Imagine if one of the presidential candidates were to announce a new “get tough” policy to curb the influence of Washington lobbyists, and the key provision of the new policy called for all lobbyists to stop giving free pens and coffee mugs to congressmen.
You’d laugh in his face.
And when everyone realized that the new policy wouldn’t take effect for another five months, and even then it would be completely voluntary, the candidate would be mocked throughout Washington, on late night television, and in all variety of political blogs.
Welcome to the hilarious new PhRMA guidelines for drug sales representatives.
Removing that look
Every few years we’re entertained with some light comedy from the drug industry advocacy group known as PhRMA (Pharmaceutical Research and Manufacturers of America). PhRMA officials probably don’t intend to make us laugh, but somehow they always manage to look silly when they’re trying to be so earnest.
Earlier this month, PhRMA released some new guidelines for salesmen who bring gifts along on their many visits to doctors’ offices. According to the new provisions, salesmen can still bring meals for office staff when making “informal presentations.”
In other words – “Who wants pizza!? And by the way, here’s a big box of free samples of blockbuster drugs you can give out to your patients to get them started. See you next week! I’ll bring the sushi!” (And that concludes our informal presentation.)
But now PhRMA is going to spoil at least part of that little party. Because, sadly, there will be no more handouts of free pens, coffee mugs, clip boards, note pads, note pad caddies, lotion bottles, etc., emblazoned with pharmaceutical logos.
Actually, there will be TONS of these items for another five months before the new voluntary rules take effect.
Billy Tauzin, PhRMA’s president and chief executive officer, told Reuters that all these office products printed with logos present “the look of an unprofessional relationship. Removing that look is important.”
Right. We get it. Most patients are never really aware that the guy or gal delivering lunch for the office staff is a drug salesperson. So while that might be an unprofessional relationship, unlike the product logos plastered everywhere, it doesn’t have the glaringly obvious look of totally selling out to the drug companies.
Big bucket of money
But PhRMA reps aren’t the only comedians at work here. Seamus Fernandez, an analyst for Leerink Swann (a healthcare investment bank) offered up a bizarre knee slapper, telling Reuters that while the new measure won’t add up to big savings, over time, drug companies might see cost cuts from reducing the need for representatives.
Seamus? Seriously? You honestly believe that drug reps are basically just office supply delivery people? Please. They’re one of the three vital links that keep drug company sales rolling higher and higher. (The other tw the FDA and direct-to-consumer advertising.)

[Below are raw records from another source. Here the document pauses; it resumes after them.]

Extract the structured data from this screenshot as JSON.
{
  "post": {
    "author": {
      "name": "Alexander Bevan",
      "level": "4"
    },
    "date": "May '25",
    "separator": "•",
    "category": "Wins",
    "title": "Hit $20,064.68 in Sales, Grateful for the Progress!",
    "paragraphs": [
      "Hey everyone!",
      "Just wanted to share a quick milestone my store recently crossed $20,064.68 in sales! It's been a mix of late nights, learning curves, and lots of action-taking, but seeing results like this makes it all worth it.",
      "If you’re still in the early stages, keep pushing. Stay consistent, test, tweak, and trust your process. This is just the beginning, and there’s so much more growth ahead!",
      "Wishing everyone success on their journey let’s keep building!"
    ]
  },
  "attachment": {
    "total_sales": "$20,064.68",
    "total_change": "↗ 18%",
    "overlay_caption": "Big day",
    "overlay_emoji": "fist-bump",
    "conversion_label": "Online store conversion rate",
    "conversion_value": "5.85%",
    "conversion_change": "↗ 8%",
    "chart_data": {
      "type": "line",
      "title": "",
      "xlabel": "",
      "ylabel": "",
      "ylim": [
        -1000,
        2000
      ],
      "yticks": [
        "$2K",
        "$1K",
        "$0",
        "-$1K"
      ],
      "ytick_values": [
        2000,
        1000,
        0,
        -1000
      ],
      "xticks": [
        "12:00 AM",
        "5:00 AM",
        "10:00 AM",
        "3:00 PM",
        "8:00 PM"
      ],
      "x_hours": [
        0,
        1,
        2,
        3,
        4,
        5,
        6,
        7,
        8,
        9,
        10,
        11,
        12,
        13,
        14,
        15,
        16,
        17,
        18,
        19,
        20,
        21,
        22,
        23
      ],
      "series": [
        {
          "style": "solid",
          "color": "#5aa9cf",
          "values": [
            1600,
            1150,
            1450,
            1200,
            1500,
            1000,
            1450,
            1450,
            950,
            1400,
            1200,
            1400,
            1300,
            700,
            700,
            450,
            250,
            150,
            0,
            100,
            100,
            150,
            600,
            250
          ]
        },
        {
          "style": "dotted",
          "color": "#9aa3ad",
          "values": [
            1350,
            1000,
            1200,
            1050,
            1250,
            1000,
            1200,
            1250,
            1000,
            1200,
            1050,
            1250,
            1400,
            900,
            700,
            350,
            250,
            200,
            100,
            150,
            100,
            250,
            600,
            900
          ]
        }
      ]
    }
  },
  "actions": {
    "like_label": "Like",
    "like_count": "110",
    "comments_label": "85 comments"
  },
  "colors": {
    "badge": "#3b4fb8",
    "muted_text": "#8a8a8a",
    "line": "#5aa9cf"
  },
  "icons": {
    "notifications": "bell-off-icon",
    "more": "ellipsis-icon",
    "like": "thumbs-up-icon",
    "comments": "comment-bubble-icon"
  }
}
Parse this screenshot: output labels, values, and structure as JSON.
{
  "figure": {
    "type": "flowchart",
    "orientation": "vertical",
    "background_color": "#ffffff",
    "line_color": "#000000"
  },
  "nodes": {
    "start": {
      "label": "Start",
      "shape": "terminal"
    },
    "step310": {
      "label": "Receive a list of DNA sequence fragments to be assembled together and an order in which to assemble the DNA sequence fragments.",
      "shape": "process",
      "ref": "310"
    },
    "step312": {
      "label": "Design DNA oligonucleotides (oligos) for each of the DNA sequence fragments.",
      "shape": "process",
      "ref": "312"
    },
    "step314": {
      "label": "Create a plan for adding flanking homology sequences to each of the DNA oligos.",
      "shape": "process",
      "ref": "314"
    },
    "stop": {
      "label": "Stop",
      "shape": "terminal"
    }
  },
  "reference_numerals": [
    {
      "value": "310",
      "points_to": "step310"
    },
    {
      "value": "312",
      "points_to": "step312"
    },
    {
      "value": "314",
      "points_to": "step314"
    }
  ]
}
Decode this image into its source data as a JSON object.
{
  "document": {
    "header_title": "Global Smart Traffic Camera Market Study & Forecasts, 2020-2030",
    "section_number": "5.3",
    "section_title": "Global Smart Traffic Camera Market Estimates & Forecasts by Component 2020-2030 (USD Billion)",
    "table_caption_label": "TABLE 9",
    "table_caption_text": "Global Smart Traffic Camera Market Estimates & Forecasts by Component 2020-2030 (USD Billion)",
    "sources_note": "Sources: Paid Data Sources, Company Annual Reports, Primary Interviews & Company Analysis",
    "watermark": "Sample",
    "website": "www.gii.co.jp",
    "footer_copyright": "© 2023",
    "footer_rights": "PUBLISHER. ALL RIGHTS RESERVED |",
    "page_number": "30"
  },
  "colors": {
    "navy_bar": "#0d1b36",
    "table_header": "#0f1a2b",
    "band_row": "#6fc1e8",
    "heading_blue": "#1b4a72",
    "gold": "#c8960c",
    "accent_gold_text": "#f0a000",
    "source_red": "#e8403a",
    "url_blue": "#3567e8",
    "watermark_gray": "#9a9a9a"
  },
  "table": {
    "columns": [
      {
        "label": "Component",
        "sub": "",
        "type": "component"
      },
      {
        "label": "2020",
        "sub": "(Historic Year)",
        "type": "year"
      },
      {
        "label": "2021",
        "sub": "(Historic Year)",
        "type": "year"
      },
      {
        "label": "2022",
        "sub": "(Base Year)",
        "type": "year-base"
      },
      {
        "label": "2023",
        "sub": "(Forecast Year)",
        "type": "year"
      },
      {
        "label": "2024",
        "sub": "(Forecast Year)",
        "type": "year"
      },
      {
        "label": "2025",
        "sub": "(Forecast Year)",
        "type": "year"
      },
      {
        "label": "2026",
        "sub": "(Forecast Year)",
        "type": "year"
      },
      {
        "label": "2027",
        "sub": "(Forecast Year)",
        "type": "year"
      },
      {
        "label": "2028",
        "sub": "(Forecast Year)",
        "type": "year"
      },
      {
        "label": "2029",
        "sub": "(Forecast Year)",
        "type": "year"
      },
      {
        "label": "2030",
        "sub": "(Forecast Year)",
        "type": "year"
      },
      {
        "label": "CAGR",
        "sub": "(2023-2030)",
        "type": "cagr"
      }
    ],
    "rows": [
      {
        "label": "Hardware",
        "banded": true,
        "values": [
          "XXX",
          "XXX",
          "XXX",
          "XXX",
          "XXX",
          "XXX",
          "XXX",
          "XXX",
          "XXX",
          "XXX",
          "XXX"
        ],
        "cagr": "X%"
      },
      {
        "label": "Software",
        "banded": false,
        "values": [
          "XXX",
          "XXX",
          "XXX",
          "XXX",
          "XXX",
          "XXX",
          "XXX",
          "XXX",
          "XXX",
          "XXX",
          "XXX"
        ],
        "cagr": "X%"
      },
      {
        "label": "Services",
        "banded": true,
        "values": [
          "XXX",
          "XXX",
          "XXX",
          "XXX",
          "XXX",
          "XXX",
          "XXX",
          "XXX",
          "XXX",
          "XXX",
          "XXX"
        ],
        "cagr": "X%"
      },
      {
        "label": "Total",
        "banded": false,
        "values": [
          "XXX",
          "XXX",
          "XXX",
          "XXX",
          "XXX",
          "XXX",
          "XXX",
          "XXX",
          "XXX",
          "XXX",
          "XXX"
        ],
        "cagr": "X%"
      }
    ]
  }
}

Last year, an AstraZeneca newsletter carried this quote from an AZ sales manager: “I see it like this: There is a big bucket of money sitting in every office. Every time you go in, you reach your hand in the bucket and grab a handful. The more times you are in, the more money goes in your pocket.”
There’s your reality. Take away the logos on pens and mugs and you’re removing ONLY the look, not the reality.
As I’ve noted in many e-Alerts, the relationship between doctors and drug reps will only change when doctors start saying no to pens, mugs, packs of free drug samples, staff lunches, and everything else. Politely turn these guys away at the door, and the look changes along with the reality.
“PhRMA Revised Marketing Code Reinforces Commitment to Responsible Interactions with Healthcare Professionals” Pharmaceutical Research and Manufacturers of America, 7/10/08, phrma.org
“New Drug Marketing Code Draws Line at Gift Pens” Deepa Seetharaman, Reuters, 7/11/08, mobile.reuters.com